Thad Allen, the retired Coast Guard admiral who has become the federal government’s point man on the Gulf of Mexico oil spill, briefly met with Attorney General Eric Holder and his staff at Justice Department headquarters on Tuesday to update the nation’s top federal prosecutor on the latest developments in response to the spill.
After the meeting, Allen held his daily news briefing in the conference room on the seventh floor of the Robert F. Kennedy building.
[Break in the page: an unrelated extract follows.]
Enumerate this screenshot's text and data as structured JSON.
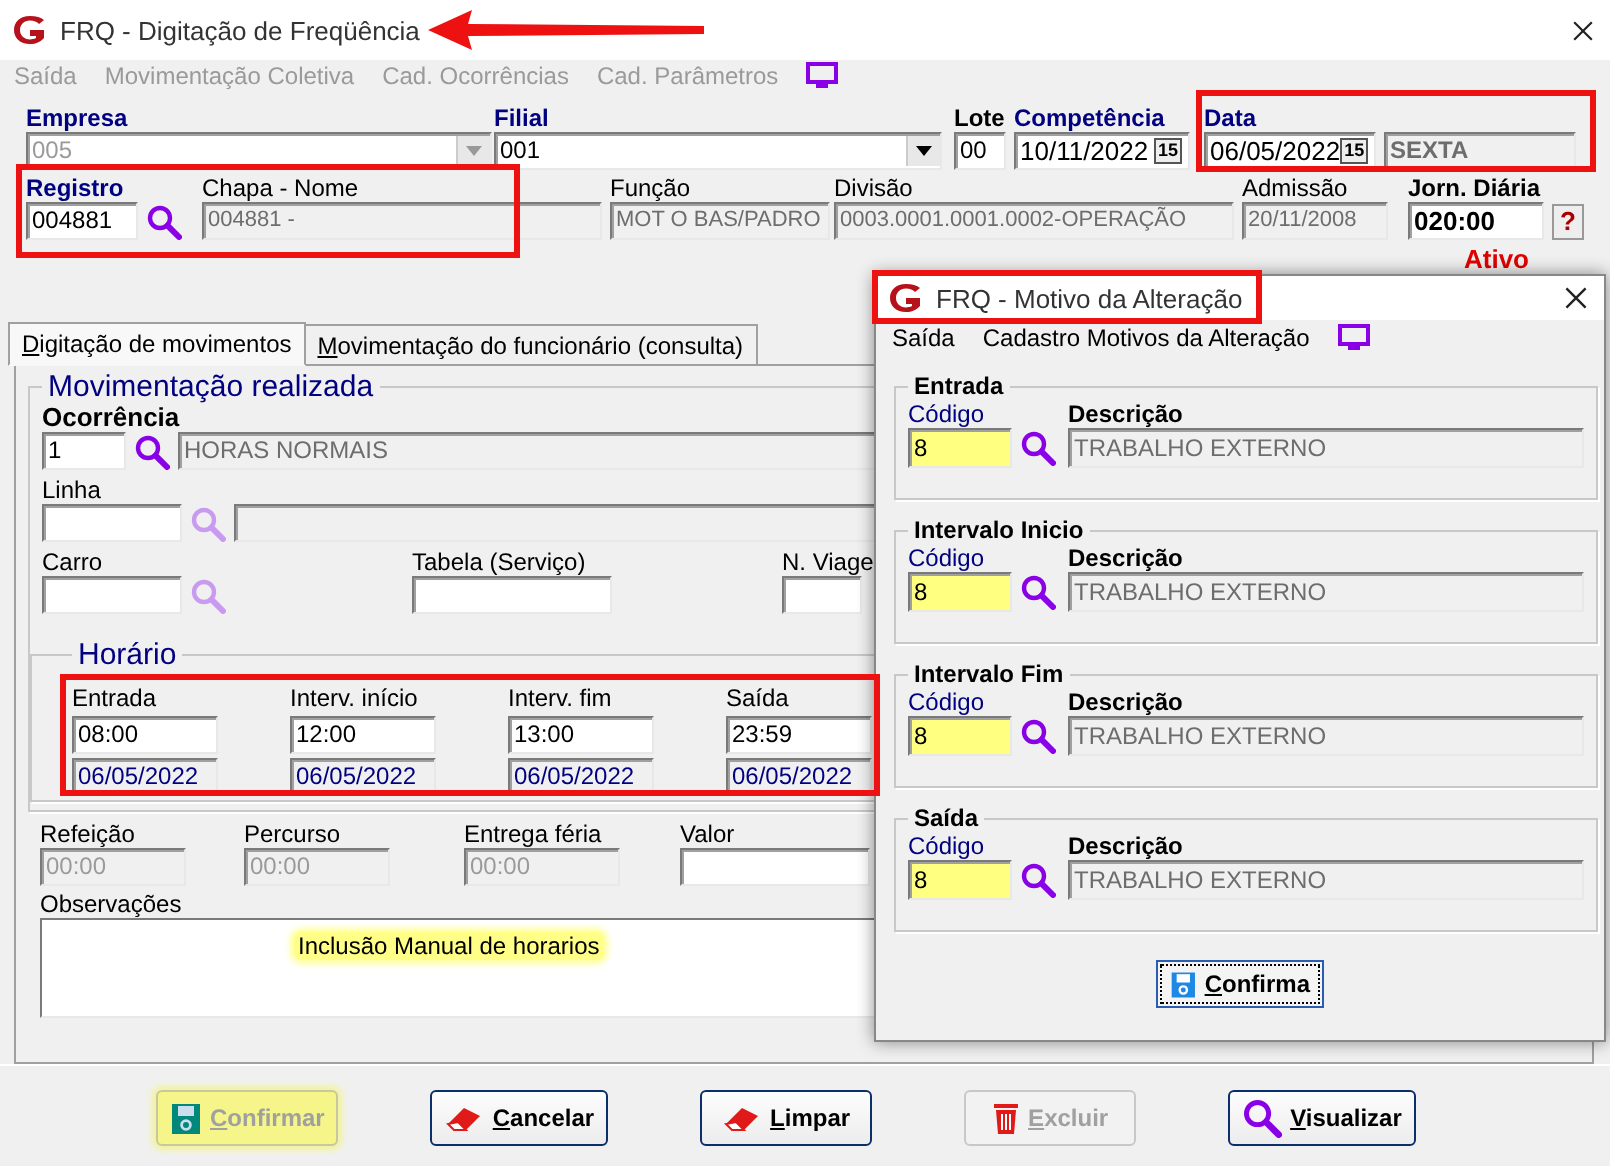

Employees removed the Justice Department emblem on the front of the podium, raised the insignia that hangs in the backdrop and the moved the department’s flag offstage.
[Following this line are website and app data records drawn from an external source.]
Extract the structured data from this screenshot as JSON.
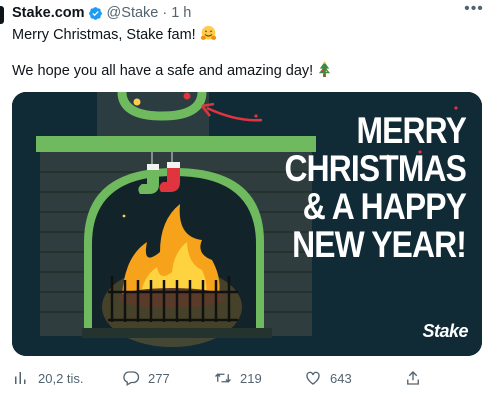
{
  "tweet": {
    "author_name": "Stake.com",
    "handle": "@Stake",
    "separator": "·",
    "time": "1 h",
    "text_line1": "Merry Christmas, Stake fam!",
    "text_line2": "We hope you all have a safe and amazing day!",
    "emoji1": "hugging-face",
    "emoji2": "christmas-tree"
  },
  "card": {
    "headline_lines": [
      "MERRY",
      "CHRISTMAS",
      "& A HAPPY",
      "NEW YEAR!"
    ],
    "logo_text": "Stake",
    "background_color": "#102a36",
    "accent_red": "#e0343f"
  },
  "actions": {
    "views": "20,2 tis.",
    "replies": "277",
    "retweets": "219",
    "likes": "643"
  },
  "icons": {
    "verified": "verified-badge-icon",
    "more": "more-icon",
    "views": "analytics-icon",
    "reply": "reply-icon",
    "retweet": "retweet-icon",
    "like": "like-icon",
    "share": "share-icon"
  }
}
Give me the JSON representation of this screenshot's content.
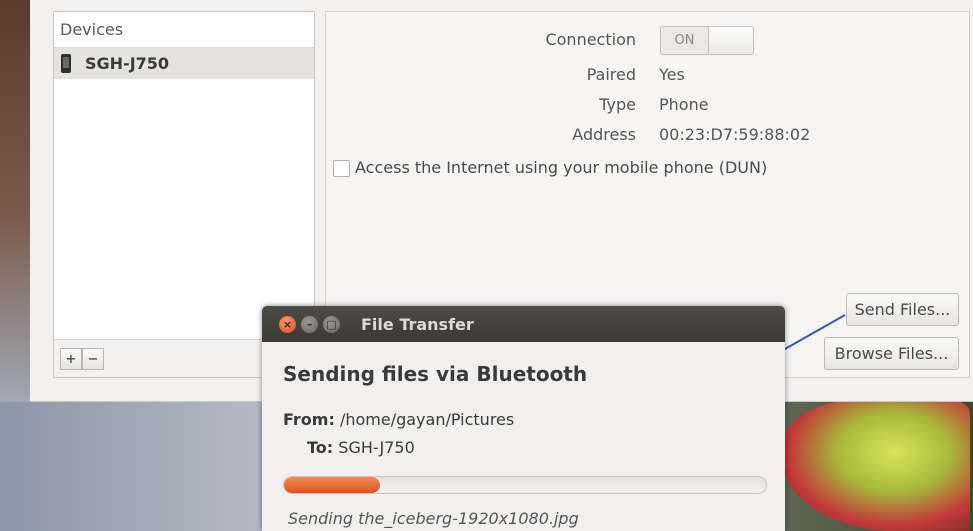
{
  "bluetooth": {
    "devices_header": "Devices",
    "devices": [
      {
        "name": "SGH-J750",
        "icon": "phone-icon"
      }
    ],
    "add_label": "+",
    "remove_label": "−",
    "details": {
      "connection_label": "Connection",
      "connection_state": "ON",
      "paired_label": "Paired",
      "paired_value": "Yes",
      "type_label": "Type",
      "type_value": "Phone",
      "address_label": "Address",
      "address_value": "00:23:D7:59:88:02",
      "dun_label": "Access the Internet using your mobile phone (DUN)",
      "dun_checked": false
    },
    "send_files_label": "Send Files...",
    "browse_files_label": "Browse Files..."
  },
  "dialog": {
    "title": "File Transfer",
    "heading": "Sending files via Bluetooth",
    "from_label": "From:",
    "from_value": "/home/gayan/Pictures",
    "to_label": "To:",
    "to_value": "SGH-J750",
    "progress": 0.2,
    "status": "Sending the_iceberg-1920x1080.jpg"
  },
  "colors": {
    "progress_fill": "#e06a32",
    "arrow": "#3b4fc8"
  }
}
“If you’re wondering why I’m in the DOJ building, I like to…circulate among the cabinet officers and make sure that there aren’t any issues that I need to be dealing with,” Allen said. “I had a brief meeting with the Attorney General and his staff, it was a very, very good meeting.”
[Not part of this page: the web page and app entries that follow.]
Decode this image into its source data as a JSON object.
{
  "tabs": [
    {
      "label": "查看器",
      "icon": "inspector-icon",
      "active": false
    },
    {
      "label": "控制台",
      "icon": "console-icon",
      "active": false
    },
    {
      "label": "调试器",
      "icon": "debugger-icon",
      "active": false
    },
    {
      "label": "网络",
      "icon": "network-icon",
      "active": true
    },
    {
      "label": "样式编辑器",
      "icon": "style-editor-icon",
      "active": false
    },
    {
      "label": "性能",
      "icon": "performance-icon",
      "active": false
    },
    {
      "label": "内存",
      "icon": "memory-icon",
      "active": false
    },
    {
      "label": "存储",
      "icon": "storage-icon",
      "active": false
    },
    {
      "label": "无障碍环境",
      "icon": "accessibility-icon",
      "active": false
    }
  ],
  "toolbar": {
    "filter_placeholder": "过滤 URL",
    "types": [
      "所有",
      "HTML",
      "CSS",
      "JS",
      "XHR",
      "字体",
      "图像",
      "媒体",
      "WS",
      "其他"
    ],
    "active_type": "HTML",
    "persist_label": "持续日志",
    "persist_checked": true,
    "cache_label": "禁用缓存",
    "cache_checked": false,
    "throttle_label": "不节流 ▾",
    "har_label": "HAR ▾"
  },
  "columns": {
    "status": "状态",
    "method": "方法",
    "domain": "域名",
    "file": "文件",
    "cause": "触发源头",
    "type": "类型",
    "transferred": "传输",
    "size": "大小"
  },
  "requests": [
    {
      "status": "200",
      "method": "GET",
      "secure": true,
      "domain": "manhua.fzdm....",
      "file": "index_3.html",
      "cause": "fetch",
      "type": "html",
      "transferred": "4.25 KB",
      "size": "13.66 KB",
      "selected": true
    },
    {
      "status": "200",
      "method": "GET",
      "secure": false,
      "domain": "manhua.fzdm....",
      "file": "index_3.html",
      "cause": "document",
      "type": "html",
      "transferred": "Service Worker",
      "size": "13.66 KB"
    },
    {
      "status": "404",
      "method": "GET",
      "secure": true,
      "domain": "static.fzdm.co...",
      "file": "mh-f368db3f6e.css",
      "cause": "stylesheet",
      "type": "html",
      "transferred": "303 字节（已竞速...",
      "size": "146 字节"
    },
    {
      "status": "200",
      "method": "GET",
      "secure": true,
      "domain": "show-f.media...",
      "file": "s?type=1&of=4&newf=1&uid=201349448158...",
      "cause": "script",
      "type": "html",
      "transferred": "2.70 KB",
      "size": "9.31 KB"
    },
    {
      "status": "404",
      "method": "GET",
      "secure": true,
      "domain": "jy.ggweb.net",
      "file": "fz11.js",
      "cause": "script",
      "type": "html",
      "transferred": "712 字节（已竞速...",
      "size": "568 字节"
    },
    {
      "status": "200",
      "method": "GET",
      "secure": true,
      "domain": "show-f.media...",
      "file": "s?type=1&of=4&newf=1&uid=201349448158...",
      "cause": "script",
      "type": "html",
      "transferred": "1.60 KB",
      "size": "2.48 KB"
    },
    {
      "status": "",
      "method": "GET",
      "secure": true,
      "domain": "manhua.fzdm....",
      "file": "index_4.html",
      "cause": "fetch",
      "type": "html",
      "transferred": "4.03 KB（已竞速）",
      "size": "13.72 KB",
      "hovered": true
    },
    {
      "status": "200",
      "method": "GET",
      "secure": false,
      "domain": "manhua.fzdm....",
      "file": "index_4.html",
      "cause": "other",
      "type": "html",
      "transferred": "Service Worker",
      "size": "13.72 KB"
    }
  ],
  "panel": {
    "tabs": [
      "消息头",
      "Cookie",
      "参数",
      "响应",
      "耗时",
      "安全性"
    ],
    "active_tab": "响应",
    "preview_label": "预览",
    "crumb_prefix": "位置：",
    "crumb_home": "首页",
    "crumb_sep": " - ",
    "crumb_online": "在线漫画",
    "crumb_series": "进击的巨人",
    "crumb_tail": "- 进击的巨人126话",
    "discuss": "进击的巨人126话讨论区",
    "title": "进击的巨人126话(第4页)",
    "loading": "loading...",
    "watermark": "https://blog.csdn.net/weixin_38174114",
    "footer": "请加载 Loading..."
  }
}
There was no particular focus to the meeting with the Attorney General, Allen said, but they discussed issues the government faces in the Gulf Coast region.
They did not talk about the criminal investigation during the meeting, Allen said.
“We did not discuss the investigation per se,” Allen said, noting there were “a number of areas where our interests cross” on the issue of the oil spill.
“I’m not indicating there’s anything being walled off,” Allen said. “We just had a very general discussion about the issues that are going on down there. It just was a private discussion between myself and the Attorney General.”
Holder has been criticized in recent weeks for his announcement last month that the Justice Department is conducting a criminal investigation into those responsible for the oil spill. The Washington Post editorial board called his handling of the probe “odd.” But Holder has defended his announcement, arguing the extraordinary circumstances made it “appropriate to let the American people know that the federal government was understanding what was going on.”
The Attorney General visited the Gulf Coast region for the second time since the spill last week.
Allen, who as National Incident Commander reports to President Barack Obama and Homeland Security Secretary Janet Napolitano, said at the briefing that the government would allow BP to extend for 24 hours a pressure test on the capped well after they determined that a nearby seepage of oil is not related to the test.